Tuesday, 29 March 2011
Of Mice and Men - The First Book That Made Me Cry
How many movies have made you cry? Numerous, maybe. The cinema has the advantage of creating vivid images, music, sights, looks, etc, which influence the viewer and touch the deepest, most hidden and sincere parts of his/her soul.
How about a book that made you cry? That's a bit more difficult. You have to submerge into the story, to feel it, to understand it, to visualize it, to go into the character's souls and then to cry. It all happens inside your mind without any visual aids. That's why it is more difficult to have a book that makes you cry. Some novels indeed make you sad, lonely, desperate, despaired. But how many of them prompted you to share a tear? How many of them in fact had you crying like a little baby even though "it was just a story". Of Mice and Men is such a novel. I finished it in exactly 5 hours and still whenever I think about I can't help but cry. Way to start, Mr Steinbeck. The first novel by you that I read made be whimper like a little baby looking for its mother's hug.
Of Mice and Men is a novel about friendship. Friendship in its purest form, friendship between two lonely men on the quest for happiness. Lennie and George are drifters looking for work in the diffucult years of the Great Depression in the USA. George is a clever ambitious little man, looking for ways to save up enough money and one day to have a house of his own. His friend, Lennie, is a simple minded good guy, very hard worker, but not much of a brilliant thinker. George is trapped in taking care for his mentally slow friend and they constantly change jobs because of Lennie's unfortunate inclination to always get into trouble. Finally, the two friends get a job on a ranch in California's Salinas Valley. Their hopes of a better future are doomed when Lennie is again confronted with jealousy, cruelty, misunderstanding, and becomes a victim of his own strength. Now his best friend George must make the most difficult decision in his life in order to save both himself and Lennie from a terrible destiny.
Of Mice and Men is Steinbeck's middle book in his trilogy about agricultural labor in California (including In Dubious Battle and The Grapes of Wrath). All of these novels are epic responses to the acute problems of farm labor in California, where large-scale firms exploit the laborers to harvest seasonal crop. The author explores the difficulties of the working force, their loneliness, despair, and isolation.
Lennie and George are among the few workers that travel together. Most of the men at that time prefer to be alone, changing jobs, always in competition with each other for a place under the sun. George and Lennie are different. They are different because they have each other to take care of. It seems that only George is taking care of his slow friend Lennie. However, Lennie also provides support for George, constantly reminding him about their shared dream to own their own place one day, to have their own harvest, and to work only for themselves. Steinbeck's greatness as a writer lies in his empathy for the simple people - their joys, anger, strenght, and dreams, their cravings for land and their connection to places. All of these themes are elaborated in the context of the theme of friendship between men. As Steinbeck himself pointed out "Knowing a man well never leads to hate and nearly always leads to love". Even though sometimes George is sorry for being trapped with Lennie, the reader feels the great connection and compassion between the two poor souls, looking for a place in an unforgiving world.

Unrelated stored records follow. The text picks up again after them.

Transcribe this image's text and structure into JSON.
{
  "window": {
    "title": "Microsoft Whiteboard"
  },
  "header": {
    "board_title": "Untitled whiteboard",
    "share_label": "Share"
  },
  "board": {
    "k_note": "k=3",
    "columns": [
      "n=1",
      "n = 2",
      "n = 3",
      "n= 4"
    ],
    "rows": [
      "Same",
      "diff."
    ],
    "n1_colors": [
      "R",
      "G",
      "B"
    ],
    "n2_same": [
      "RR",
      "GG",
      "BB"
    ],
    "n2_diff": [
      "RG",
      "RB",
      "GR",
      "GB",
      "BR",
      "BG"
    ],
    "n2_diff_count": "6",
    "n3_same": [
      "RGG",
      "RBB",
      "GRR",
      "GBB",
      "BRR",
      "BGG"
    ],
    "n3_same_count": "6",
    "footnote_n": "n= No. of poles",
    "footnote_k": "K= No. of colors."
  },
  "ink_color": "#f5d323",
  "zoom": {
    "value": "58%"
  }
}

The character of Lennie somewhat reminded me of the big African-American character in the movie Green Mile. Clumsy, strong, but incredibly good at heart, both of them become victims of misunderstanding and cruelty in society. Reading about Lennie I kept imagining the storyline in the Green Mile. Maybe this vivid image ultimately led to my sobbing throughout the whole novel. When I came to the end of the novel, I couldn't but feel terribly sorry for Lennie, for George, for the unfortunate circumstances that determined their destiny, for the collapse of their dreams.
I fell in love with Of Mice and Men. I loved the image of George and Lennie's friendship, the way George yelled to Lennie, the way Lennie tried not to disappoint his friend, the goodness and affection that kept them going together for so many years, the shared dream that kept them alive. The title itself, taken from a Robert Burns's poem, suggests the transitory quality of even the "best laid schemes". George and Lennie would never get their own land, with a cow, rabits, chickens, a fireplace, etc. They would always remain outsiders in this world. The important message that Steinbeck conveys though is that it is OK because "I got you to look after me and you got me to look after you and that's why".